Compacts in velvet or leather cases took the place for a transportable memento, which has its roots based in the earlier painted portrait miniatures. Tokens of affection are often allusions in memorial and sentimental jewels; where a piece of hair placed inside a jewel may denote the individual who it is kept for, there were rarely direct depictions of the person in the jewel itself. Portrait miniatures, due to expense and size, were mostly relegated to the upper levels of society, as miniaturist’s costs may demand, but with the advent of photography post 1839,photographs as a personal keepsake were a cheaper, faster and more viable option than what had come before.

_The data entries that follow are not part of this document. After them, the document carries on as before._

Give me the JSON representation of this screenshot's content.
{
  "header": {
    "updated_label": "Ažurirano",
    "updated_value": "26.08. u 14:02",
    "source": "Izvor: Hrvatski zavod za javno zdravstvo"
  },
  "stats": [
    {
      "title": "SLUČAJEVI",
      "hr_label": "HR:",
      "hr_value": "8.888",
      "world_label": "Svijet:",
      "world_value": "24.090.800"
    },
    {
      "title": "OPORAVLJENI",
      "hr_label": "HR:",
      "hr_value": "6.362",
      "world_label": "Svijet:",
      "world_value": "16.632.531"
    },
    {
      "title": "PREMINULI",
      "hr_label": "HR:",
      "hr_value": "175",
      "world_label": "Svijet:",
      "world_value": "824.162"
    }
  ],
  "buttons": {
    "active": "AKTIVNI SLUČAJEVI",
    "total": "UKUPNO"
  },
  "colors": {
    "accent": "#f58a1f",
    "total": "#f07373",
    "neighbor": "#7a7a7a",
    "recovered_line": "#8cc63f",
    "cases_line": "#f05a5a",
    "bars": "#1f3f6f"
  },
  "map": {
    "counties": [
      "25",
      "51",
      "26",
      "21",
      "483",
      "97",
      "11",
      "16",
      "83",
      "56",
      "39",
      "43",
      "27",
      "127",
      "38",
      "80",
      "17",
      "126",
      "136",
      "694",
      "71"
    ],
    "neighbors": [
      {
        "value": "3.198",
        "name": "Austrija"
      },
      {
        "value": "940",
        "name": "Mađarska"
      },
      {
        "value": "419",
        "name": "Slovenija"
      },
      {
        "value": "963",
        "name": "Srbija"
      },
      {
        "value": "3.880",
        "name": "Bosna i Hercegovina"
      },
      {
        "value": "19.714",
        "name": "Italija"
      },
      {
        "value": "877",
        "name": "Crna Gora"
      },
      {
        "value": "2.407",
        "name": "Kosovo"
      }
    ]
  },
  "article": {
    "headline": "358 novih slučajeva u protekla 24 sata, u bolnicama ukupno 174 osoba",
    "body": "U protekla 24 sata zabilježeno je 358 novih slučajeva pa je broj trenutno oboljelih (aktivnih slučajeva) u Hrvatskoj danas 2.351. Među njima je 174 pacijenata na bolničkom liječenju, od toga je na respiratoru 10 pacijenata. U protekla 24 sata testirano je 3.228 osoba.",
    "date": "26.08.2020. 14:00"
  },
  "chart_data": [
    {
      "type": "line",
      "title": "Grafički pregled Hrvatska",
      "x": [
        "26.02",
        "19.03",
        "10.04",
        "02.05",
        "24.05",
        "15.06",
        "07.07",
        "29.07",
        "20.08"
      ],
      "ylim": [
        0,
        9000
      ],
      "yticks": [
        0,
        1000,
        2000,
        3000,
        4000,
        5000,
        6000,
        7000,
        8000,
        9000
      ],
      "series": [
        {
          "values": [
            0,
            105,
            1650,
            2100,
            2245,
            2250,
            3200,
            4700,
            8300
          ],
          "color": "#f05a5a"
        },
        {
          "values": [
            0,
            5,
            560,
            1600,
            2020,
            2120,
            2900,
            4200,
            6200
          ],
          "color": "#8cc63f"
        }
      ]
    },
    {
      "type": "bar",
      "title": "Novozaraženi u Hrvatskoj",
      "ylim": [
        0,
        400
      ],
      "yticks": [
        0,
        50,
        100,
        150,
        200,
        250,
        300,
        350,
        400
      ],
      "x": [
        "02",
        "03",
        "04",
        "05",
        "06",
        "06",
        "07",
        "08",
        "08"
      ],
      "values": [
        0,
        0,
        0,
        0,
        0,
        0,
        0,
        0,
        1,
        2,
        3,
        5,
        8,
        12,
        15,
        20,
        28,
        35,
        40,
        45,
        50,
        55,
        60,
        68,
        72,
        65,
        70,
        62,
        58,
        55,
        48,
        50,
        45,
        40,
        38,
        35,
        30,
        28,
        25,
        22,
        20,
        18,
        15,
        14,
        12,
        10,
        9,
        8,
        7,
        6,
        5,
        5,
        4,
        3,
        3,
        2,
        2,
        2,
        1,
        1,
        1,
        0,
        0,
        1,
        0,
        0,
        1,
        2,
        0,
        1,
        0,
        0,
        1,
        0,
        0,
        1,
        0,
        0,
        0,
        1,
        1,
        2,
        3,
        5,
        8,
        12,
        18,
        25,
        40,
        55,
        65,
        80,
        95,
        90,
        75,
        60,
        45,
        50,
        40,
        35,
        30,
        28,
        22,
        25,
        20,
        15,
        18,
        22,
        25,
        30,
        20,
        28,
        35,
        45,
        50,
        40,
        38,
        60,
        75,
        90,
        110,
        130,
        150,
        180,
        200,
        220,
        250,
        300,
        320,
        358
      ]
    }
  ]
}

Indeed, as stated by Coombs, ‘miniature painting was supplanted in emotional and cultural life by photography.’
Much like lockets, the compact is a private token of affection and predominantly created for any specific gender. Hence, unlike bracelets, rings and other jewels that are on display, the compact and the locket could be hidden within clothes and personally admired.

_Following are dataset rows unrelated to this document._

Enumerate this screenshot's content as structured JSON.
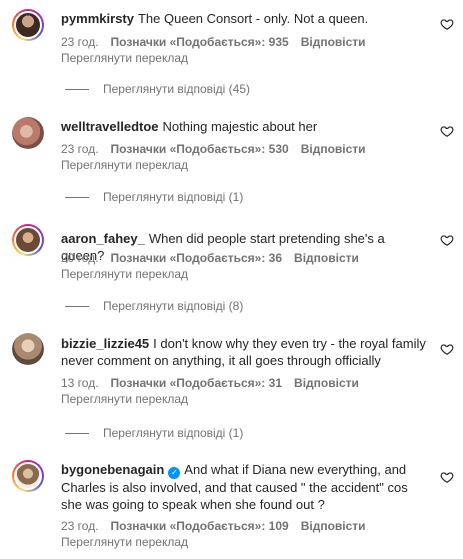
{
  "comments": [
    {
      "username": "pymmkirsty",
      "text": "The Queen Consort - only. Not a queen.",
      "time": "23 год.",
      "likes": "Позначки «Подобається»: 935",
      "reply": "Відповісти",
      "translate": "Переглянути переклад",
      "view_replies": "Переглянути відповіді (45)",
      "like_icon": "heart-outline-icon"
    },
    {
      "username": "welltravelledtoe",
      "text": "Nothing majestic about her",
      "time": "23 год.",
      "likes": "Позначки «Подобається»: 530",
      "reply": "Відповісти",
      "translate": "Переглянути переклад",
      "view_replies": "Переглянути відповіді (1)",
      "like_icon": "heart-outline-icon"
    },
    {
      "username": "aaron_fahey_",
      "text": "When did people start pretending she's a queen?",
      "time": "20 год.",
      "likes": "Позначки «Подобається»: 36",
      "reply": "Відповісти",
      "translate": "Переглянути переклад",
      "view_replies": "Переглянути відповіді (8)",
      "like_icon": "heart-outline-icon"
    },
    {
      "username": "bizzie_lizzie45",
      "text": "I don't know why they even try - the royal family never comment on anything, it all goes through officially",
      "time": "13 год.",
      "likes": "Позначки «Подобається»: 31",
      "reply": "Відповісти",
      "translate": "Переглянути переклад",
      "view_replies": "Переглянути відповіді (1)",
      "like_icon": "heart-outline-icon"
    },
    {
      "username": "bygonebenagain",
      "verified": "✓",
      "text": "And what if Diana new everything, and Charles is also involved, and that caused \" the accident\" cos she was going to speak when she found out ?",
      "time": "23 год.",
      "likes": "Позначки «Подобається»: 109",
      "reply": "Відповісти",
      "translate": "Переглянути переклад",
      "like_icon": "heart-outline-icon"
    }
  ],
  "colors": {
    "text": "#262626",
    "secondary": "#737373",
    "verified": "#0095f6"
  }
}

With this compact, the feathered and curled, palette-worked hair with gold wire and pearl integration is not uncommon for contemporary brooches of the 1860s. With larger jewels being worn, detail such as this was common for regular wear, however, within this compact, it becomes an image unto itself. The hairwork balances perfectly with the photograph to its left and transcends the photograph to become the physical representation of the person. In earlier, painted portrait miniatures such as;

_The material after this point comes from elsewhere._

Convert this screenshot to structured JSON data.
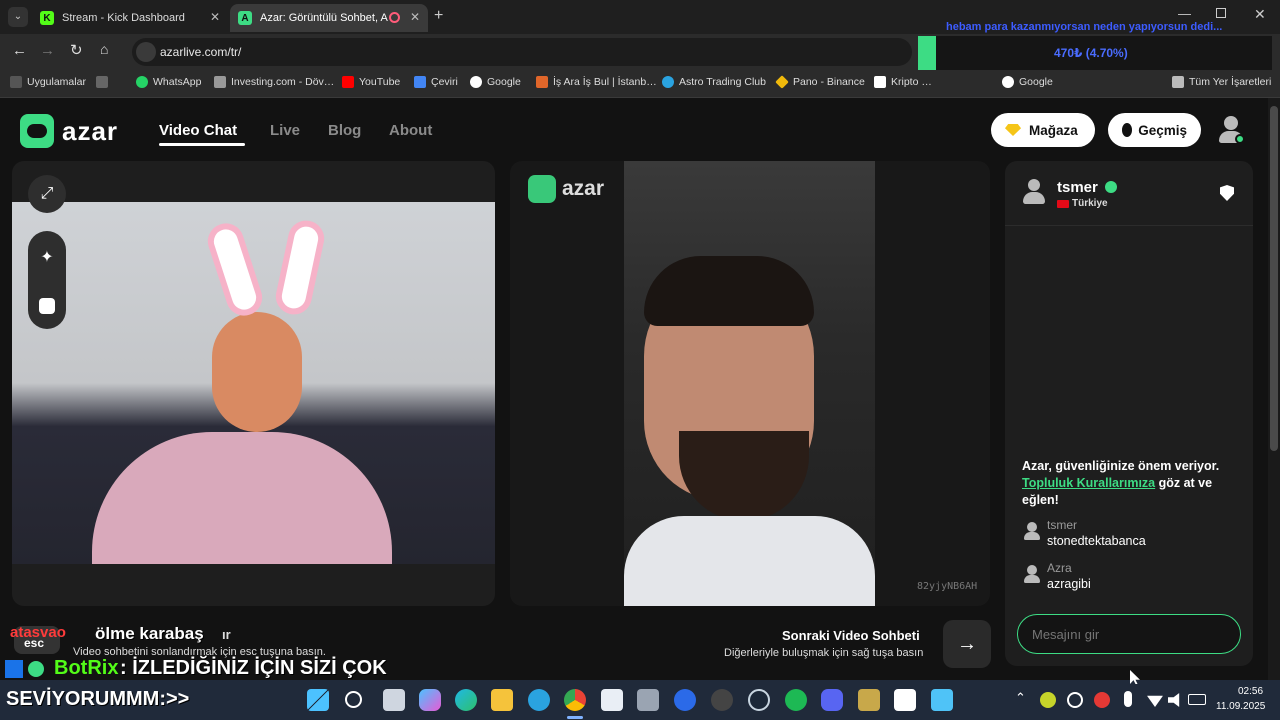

This dedication still exists, with the portrait and the hairwork on the reverse of each. This style, while more popular during the periods of 1760-1820, worked well in wearable and presentable fashion, as this is more of a pendant in style, however the closed-compact style predates this.